Hello from Australia and DC-41 in JOBO CP
G'day from Melbourne. I've been lurking around for a couple of weeks now and thought I should announce myself.
I have been photographing for ummm.. over 40 years now, in 35mm and 6x6, 6x7. Have done about 20 weddings about 30 years ago and have home processed E4 using formulae out of BJP and C22 using Tetenal kits.
I have recently divested myself of all photo gear and reinvested the proceeds into a Canon D20 for happy snaps and a Wista 45 for serious work (landscapes in color).
I also have a question regarding processing C-41. I am in the research stage of acquiring a JOBO CPE-2 for processing color negatives, would the Dignan Divided developer be appropriate in this machine? Would the amount of agitation in the second developer be too high?
The only C-41 formulae I have seen I have found from posts on this forum (Dignan divided and Laut) and I am tracking down a copy of British Journal of Photography Annual (the final 1994 edition published in 1993) because
that's where I got my E4 formulas from.
Does anyone have any comments, suggestions on those or any other developers? Photo_Engineer, I've read a lot of your comments and have taken them on board and intend to experiment along the lines you say have been neglected. Do you have any further hints to drop? :-D
Can't help with the c-41 but welcome from another photog in Melbourne.

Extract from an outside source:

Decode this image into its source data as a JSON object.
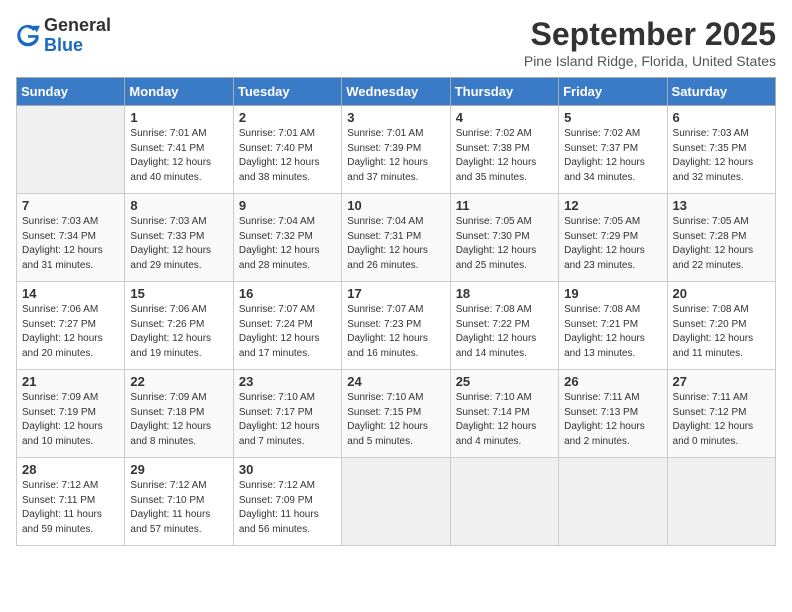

A jobo and Kodak chemistry works without issue. I have developed countless rolls and sheets this way.
Welcome from a Sydney APUGer who probably shares a few things such as a first name, country of origin, and some hobbies (electronics and photography).
Originally Posted by OldBikerPete
I'm an Engineer/Scientist and was wondering as a scientist what kind of scientific things you get up to at work?
Warm welcome from another Aussie - on the west coast here
Kind regards, Nicole
Sponsored Ad. (Subscribers to APUG have the option to remove this ad.)
I have good reason to believe that divided developers will not work well with C41, most especially in a Jobo due to the high agitation.
In a multilayer film (color) diffusion becomes very important both inward and outward. As a result, the yellow layer will lose solution "A" faster than the cyan layer leading to crossover. I would go with a low agitation situation with a color divided developer if that is what you want.
On another side of the coin, the edge effects and color correction via DIR couplers and inhibition by iodide rely on diffusion as well, and in low agitation may lead to other effects such as exaggerated edges or bromide/iodide drag. As bromide or iodide goes up in the vicinity of development, density of solution goes up and therefore the halide heavy solution moves downward. In addition, pH effects are more severe in color due to the 6 silver layers and high level of silver. Coupling (dye formation) is quite pH sensitive and this can upset color balance.
You will be walking a tightrope here, I'm afraid, and I really don't have enough personal experience to judge. I use a Jobo myself and use C41 chemistry straight from Kodak ( being just 5 miles from the plant).
I have tried other mfgrs developers and seen the curves and data resulting, and some of it was not pretty. I don't want to slam them, but the only good processes I have seen come from Fuji, EK and Agfa. Of the available commercial products, the rest ran far behind in the tests I saw and the published formulas were so far from the real ones that they were not even tested. Of course, the last tests I saw are about 10 years old, so these mfgrs may have updated their formulas. I cannot speculate. If you do go down this road, I would be interested in hearing of your results.
Welcome from Sydney. I leave the C41 to the lab, only do B&W at home, so can't help there.
Good to see another Australian crop up...
Hi there and welcome Peter from over the border in S.A.
PeterB, I've responded in a private message.
Originally Posted by PeterB
Thanks, everyone for your warm welcome and constructive comments. photo_engineer your comments reinforce my own initial reaction to DC-41, thank you - but I still intend to investigate self-mix developer. You don't happen to recall the C-41 process patent number offhand do you? I've spent a couple or so of hours running searches but I don't know if I've found the right one/s yet.
Peter, I have lost the exact patent reference. I spent some time trying to find it again, to no avail. Here is where I started:
My search criteria were; negative film, Eastman Kodak, and processing but the number of patents is truly amazing for some searches.
Since I really don't mix anything but Blix, Bleach and Fix for color, I just never held on to the developer formulas.